TikTok poaching of Disney’s Kevin Mayer to be its CEO was just the most visible part of a broader strategy by its Chinese owner to move its power center away from China at a time of mounting global tensions, several familiar people said. with the plans.
The parent company of the short video app, ByteDance, has quietly made a series of moves in recent months to transfer global decision-making and research capabilities outside its home country, sources told Reuters.
The strategy is aimed not only at TikTok, which is not available in China, but at all businesses that are not focused on China, the sources said. Such businesses also include units in India such as the Helo social media application.
ByteDance has expanded TikTok’s engineering, research and development operations in Mountain View, California, according to three sources. One of the people said he had hired more than 150 engineers there.
ByteDance also hired a New York-based director of investor relations to keep in touch with major investors, including General Atlantic and KKR, relationships that were previously managed through Beijing, according to two sources.
The new hire, Michelle Huang, is a former SoftBank investor who worked on the Japanese firm’s investment in ByteDance. Huang did not immediately respond to an email request for comment.
The changes take place at a time of increased tension between the US. USA And China on trade, technology and the COVID-19 pandemic, as well as intense US regulatory scrutiny of TikTok, which has quickly gained popularity around the world and considers the US USA Its biggest market.

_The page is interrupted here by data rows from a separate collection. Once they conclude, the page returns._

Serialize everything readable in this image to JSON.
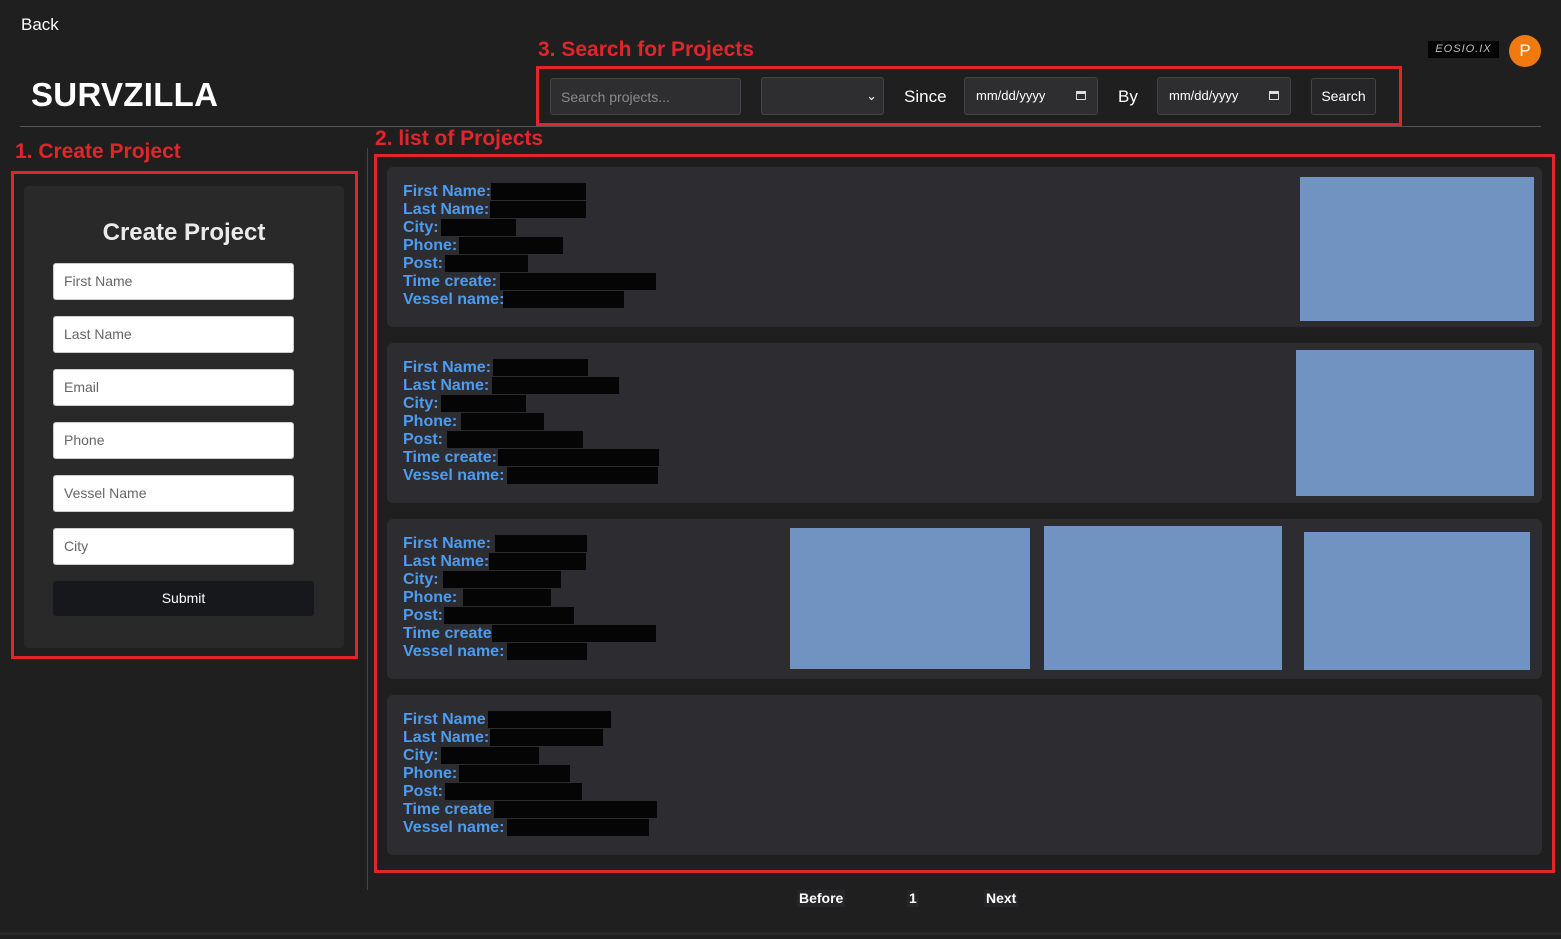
{
  "nav": {
    "back_label": "Back"
  },
  "brand": {
    "name": "SURVZILLA"
  },
  "user": {
    "avatar_initial": "P",
    "logo_text": "EOSIO.IX"
  },
  "annotations": {
    "create": "1. Create Project",
    "list": "2. list of Projects",
    "search": "3. Search for Projects"
  },
  "search": {
    "placeholder": "Search projects...",
    "select_value": "",
    "since_label": "Since",
    "by_label": "By",
    "date_placeholder": "mm/dd/yyyy",
    "button_label": "Search"
  },
  "create_form": {
    "title": "Create Project",
    "fields": [
      "First Name",
      "Last Name",
      "Email",
      "Phone",
      "Vessel Name",
      "City"
    ],
    "submit_label": "Submit"
  },
  "projects": [
    {
      "labels": [
        "First Name:",
        "Last Name:",
        "City:",
        "Phone:",
        "Post:",
        "Time create:",
        "Vessel name:"
      ],
      "images": 1
    },
    {
      "labels": [
        "First Name:",
        "Last Name:",
        "City:",
        "Phone:",
        "Post:",
        "Time create:",
        "Vessel name:"
      ],
      "images": 1
    },
    {
      "labels": [
        "First Name:",
        "Last Name:",
        "City:",
        "Phone:",
        "Post:",
        "Time create",
        "Vessel name:"
      ],
      "images": 3
    },
    {
      "labels": [
        "First Name",
        "Last Name:",
        "City:",
        "Phone:",
        "Post:",
        "Time create",
        "Vessel name:"
      ],
      "images": 0
    }
  ],
  "pagination": {
    "prev_label": "Before",
    "current_page": "1",
    "next_label": "Next"
  },
  "colors": {
    "annotation": "#e0262a",
    "label_blue": "#4d9cf2",
    "thumbnail": "#7193c2",
    "avatar": "#f07a10"
  }
}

Previously, Walt Disney’s chief broadcast officer Mayer, who was doubly appointed chief operating officer of Los Angeles-based ByteDance, will also receive leadership for areas such as global corporate development. Many of his responsibilities were previously managed outside of Beijing, according to three sources.

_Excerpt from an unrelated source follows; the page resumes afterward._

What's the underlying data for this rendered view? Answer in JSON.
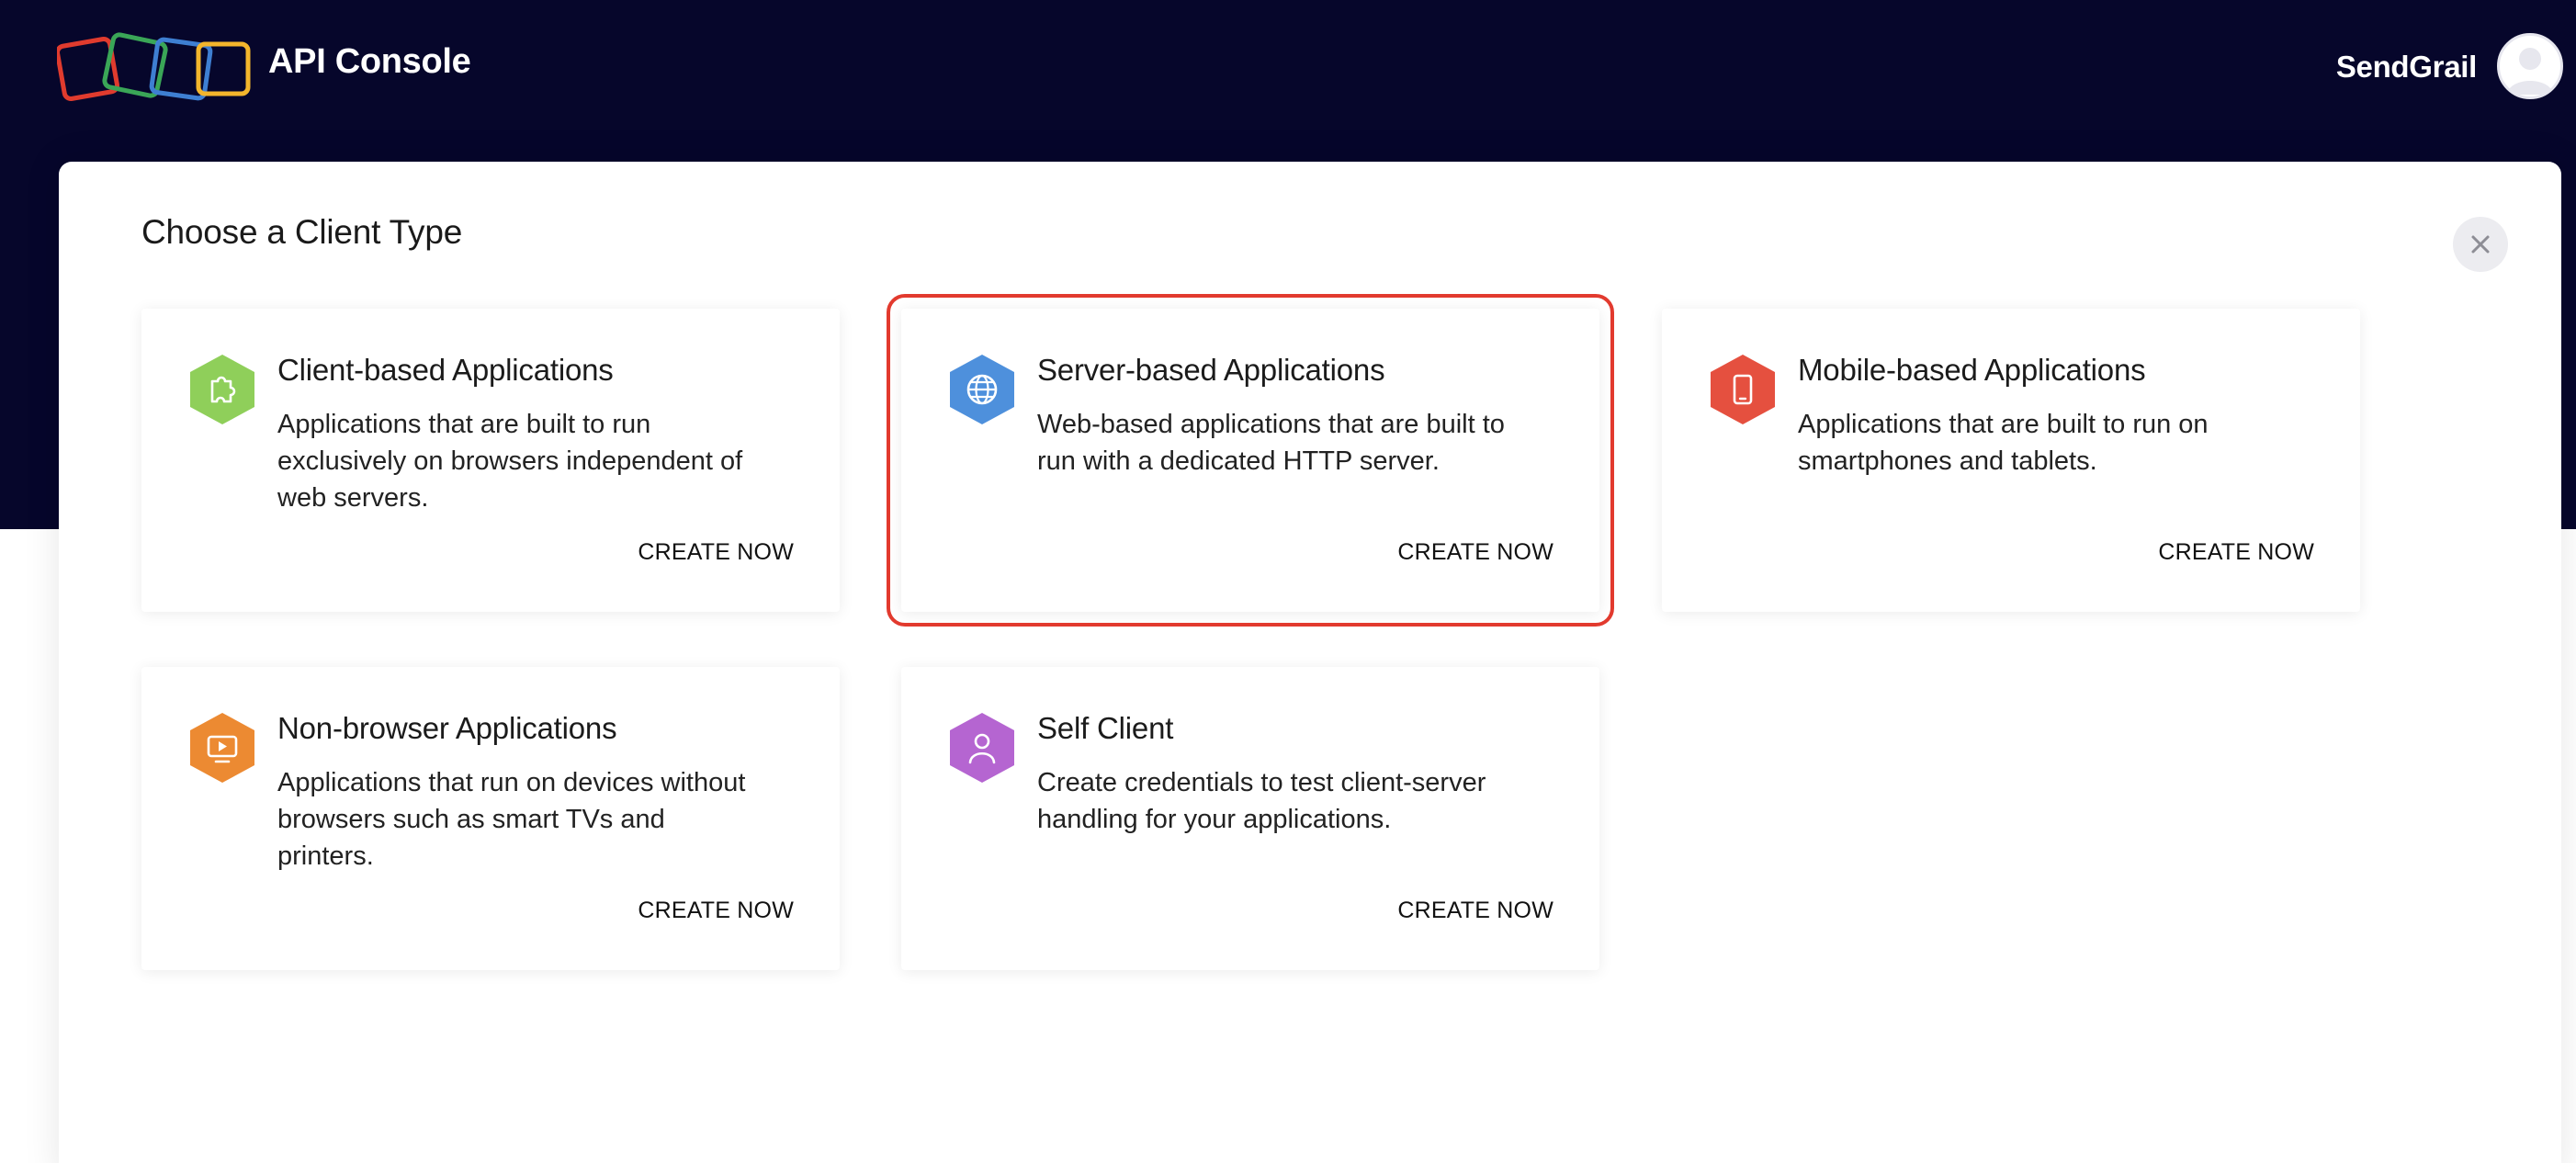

More broadly, ByteDance is also recruiting engineers worldwide, including in Singapore, Jakarta and Warsaw, online job vacancies show.
These major organizational changes are greeted with caution by ByteDance staff who support the company’s global operations from China, three sources told Reuters. They are concerned that they may become less relevant in the next phase of expansion and have started looking for work elsewhere, the sources said.
For TikTok, the rapid expansion of the US engineering team. USA It’s part of efforts to migrate its technical resources to the West from China, where most of the work on the app has been done so far, according to two sources familiar with the company’s plans. It is not uncommon for multinational technology companies like Google to have engineers in China.
Although the app’s engineering team previously informed managers in China, TikTok is in the process of recruiting a senior executive to head the US engineering department. USA, According to two sources. It has reached out to a senior Google employee in recent months, a source said.
However, breaking ties with the China-based team will be difficult.
Some of the engineers in China support TikTok, as well as ByteDance’s Chinese social media app Douyin, the three sources said. Completely separating development would be next to impossible as both apps share some infrastructure, two of the sources said.
TikTok, which allows users to create short videos with special effects, has become popular with American teens doing viral challenges that combine dancing with music clips from the app’s library.
However, its Chinese property has caused concern in Washington about TikTok’s handling of personal data. The company uses sophisticated artificial intelligence to make video recommendations based on user behavior in the app.
In addition to hiring 150 employees, the Mountain View team has hunted a dozen data engineers from US tech giants. USA To manage the security of user data, a source said.
Since last year, TikTok has faced scrutiny from US authorities over possible national security risks. An investigation by the United States Treasury Foreign Investment Committee in the United States focuses on the handling of personal data, Reuters reported in November.
Legal experts said regulators would study TikTok’s latest actions to determine if they mitigated any potential risks and were more than cosmetic touches.
“With any attempt at restructuring, the problem is one of credibility,” said Paul Marquardt, CFIUS attorney at the law firm Cleary Gottlieb, who is not involved in the TikTok review.
“CFIUS would assess whether it truly believed that operations were functionally independent and isolated from potentially hostile influence.”
Republican Senator Marco Rubio was one of the U.S. lawmakers who last year urged CFIUS to review ByteDance’s 2018 acquisition of Musical.ly, a popular music video app in the United States.
When asked whether recent TikTok measures could calm the regulatory concerns of the United States, he told Reuters: “As long as TikTok or any other application operates in a way that influences the Chinese government and the Communist Party, it is impossible to separate the dangers of using such a reality app that user information could be at risk. “